Staking Claims: The Gold Rush in Nineteenth-Century America

Staking Claims: The Gold Rush in Nineteenth-Century America


"Manhattan Gold Mining and Milling Company certificate." Courtesy the University of Nevada, Las Vegas, University Libraries, via the Mountain West Digital Library.

In This Exhibition

Since European explorers first arrived in the Americas, the pursuit of gold has been one of the driving forces behind colonization and migration in the New World. Despite the hopes of early European colonizers, gold remained elusive in the eastern settlements of the thirteen colonies and tobacco prevailed as the sustaining economic export. After gaining its independence from England, the United States struggled to develop a national sense of identity that would unite its economically diverse colonies. With independence, it became legal to allow settlement west of the Appalachian Mountains, previously the general border of European settlement. As the newly formed America consolidated its hold on more and more “available” land, purchasing the Louisiana Territory from France and establishing a solid border with British-held Canada in the Oregon Territory and northern Maine, westward expansion became an integral part of what it meant to be American. The idea of Manifest Destiny began to take hold. American citizens began to believe and to preach that it was their God-given right and duty to take over the entire continent, to take control of the land from the Native Americans, who white Americans believed did not understand or practice correct land stewardship and therefore did not deserve to retain their ancestral homes. It was during this period of nationalistic expansion that gold was first discovered in 1848 at Sutter’s Mill in present-day California.

This exhibition explores the Gold Rush—a group of related gold rushes to Western territories in the second half of the nineteenth century—and its impact on American history and culture. Catalyzed by the discovery of gold the Sierra Nevada in 1848, gold fever would persist for decades, attracting migrants looking to stake their claims to increasingly northern and eastern destinations—from the Rocky Mountains in present-day Colorado, Idaho, Wyoming, and Montana to the Yukon Territory and present-day Alaska by the 1890s.  

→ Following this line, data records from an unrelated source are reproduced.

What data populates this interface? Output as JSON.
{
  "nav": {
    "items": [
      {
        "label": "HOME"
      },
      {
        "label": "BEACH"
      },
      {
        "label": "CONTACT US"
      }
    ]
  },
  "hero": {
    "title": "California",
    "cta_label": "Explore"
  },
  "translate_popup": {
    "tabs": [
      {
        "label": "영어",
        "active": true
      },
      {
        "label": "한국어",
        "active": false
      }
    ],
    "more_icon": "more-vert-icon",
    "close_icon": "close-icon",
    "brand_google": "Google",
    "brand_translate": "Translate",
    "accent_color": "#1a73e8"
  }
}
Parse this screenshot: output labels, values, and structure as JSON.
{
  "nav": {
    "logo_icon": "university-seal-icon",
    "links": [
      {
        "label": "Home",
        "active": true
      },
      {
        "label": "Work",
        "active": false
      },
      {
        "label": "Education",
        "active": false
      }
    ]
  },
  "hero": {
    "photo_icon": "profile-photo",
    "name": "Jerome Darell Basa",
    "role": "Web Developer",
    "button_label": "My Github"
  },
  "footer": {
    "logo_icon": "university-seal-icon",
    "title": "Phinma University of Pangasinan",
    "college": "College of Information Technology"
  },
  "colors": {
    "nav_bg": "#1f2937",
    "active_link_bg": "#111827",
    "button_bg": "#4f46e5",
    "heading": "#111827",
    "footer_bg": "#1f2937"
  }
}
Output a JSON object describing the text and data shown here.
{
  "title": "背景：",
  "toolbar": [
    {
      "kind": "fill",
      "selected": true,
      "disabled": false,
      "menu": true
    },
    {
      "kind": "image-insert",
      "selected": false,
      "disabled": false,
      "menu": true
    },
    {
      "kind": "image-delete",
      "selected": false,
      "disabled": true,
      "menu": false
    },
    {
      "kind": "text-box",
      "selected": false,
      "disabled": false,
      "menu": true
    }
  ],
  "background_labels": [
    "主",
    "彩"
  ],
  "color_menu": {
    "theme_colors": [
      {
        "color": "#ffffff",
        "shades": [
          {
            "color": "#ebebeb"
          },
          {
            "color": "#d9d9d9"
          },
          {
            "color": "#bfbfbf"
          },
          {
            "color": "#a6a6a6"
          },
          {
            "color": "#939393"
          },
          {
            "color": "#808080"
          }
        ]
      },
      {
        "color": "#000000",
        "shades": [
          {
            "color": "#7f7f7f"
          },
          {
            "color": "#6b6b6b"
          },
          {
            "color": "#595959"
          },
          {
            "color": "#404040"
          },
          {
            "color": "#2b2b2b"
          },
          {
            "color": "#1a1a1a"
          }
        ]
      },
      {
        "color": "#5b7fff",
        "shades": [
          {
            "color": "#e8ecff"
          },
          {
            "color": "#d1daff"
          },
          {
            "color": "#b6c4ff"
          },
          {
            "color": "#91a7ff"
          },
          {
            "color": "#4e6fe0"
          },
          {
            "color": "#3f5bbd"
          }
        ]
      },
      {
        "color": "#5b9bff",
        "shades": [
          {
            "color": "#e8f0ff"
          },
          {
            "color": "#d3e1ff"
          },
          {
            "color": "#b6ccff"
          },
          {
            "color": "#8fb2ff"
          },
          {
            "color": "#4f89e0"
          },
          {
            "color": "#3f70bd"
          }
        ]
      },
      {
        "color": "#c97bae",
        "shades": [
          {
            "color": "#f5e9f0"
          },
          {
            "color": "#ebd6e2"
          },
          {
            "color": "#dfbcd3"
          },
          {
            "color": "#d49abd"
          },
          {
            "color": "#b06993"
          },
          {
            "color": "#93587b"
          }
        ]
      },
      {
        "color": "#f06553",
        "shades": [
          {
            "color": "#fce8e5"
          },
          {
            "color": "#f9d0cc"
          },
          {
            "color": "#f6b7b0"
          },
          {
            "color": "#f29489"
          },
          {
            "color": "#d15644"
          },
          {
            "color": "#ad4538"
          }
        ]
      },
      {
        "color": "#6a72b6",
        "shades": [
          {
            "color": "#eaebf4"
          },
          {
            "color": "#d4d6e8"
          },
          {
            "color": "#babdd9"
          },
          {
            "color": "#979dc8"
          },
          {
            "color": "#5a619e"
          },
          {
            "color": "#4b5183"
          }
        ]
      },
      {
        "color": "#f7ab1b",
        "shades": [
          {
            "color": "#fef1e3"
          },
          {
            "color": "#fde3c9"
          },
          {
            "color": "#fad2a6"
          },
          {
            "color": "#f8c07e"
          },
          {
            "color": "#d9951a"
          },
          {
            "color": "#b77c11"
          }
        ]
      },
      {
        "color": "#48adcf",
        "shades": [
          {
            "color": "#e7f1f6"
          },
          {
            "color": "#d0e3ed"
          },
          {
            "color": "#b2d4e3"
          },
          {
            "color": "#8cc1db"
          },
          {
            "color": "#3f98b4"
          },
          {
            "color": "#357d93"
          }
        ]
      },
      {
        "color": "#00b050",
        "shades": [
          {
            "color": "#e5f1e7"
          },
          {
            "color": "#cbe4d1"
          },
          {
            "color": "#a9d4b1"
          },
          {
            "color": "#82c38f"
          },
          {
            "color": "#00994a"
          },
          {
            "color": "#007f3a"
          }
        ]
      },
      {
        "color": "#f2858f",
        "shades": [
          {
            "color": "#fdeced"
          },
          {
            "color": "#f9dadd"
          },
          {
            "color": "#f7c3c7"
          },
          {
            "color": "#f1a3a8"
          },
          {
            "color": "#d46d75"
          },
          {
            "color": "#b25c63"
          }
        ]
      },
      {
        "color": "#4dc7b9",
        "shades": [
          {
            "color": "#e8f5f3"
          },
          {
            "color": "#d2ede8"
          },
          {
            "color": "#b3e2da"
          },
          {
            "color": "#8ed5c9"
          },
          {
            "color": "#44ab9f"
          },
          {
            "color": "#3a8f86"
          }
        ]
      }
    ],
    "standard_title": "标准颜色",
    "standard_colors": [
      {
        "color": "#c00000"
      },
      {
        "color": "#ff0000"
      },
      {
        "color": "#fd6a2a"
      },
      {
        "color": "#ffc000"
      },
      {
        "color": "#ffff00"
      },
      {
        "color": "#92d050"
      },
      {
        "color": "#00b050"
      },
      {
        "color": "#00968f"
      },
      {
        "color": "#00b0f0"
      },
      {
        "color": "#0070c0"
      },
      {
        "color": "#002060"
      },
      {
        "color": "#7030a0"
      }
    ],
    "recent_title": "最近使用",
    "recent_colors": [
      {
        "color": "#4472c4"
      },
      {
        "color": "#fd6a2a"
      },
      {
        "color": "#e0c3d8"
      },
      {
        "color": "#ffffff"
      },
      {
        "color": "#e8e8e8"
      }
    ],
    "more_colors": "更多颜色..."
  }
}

Credit: This exhibition was created as part of the DPLA’s Digital Curation Program by the following students as part of Professor Krystyna Matusiak's course "Digital Libraries" in the Library and Information Science program at the University of Denver: Heidi Buljung, Chelsea Condren, Rachel Garfield-Levine, Sarah Martinez, Liz Slaymaker-Miller, Chet Rebman, and Brittany Robinson.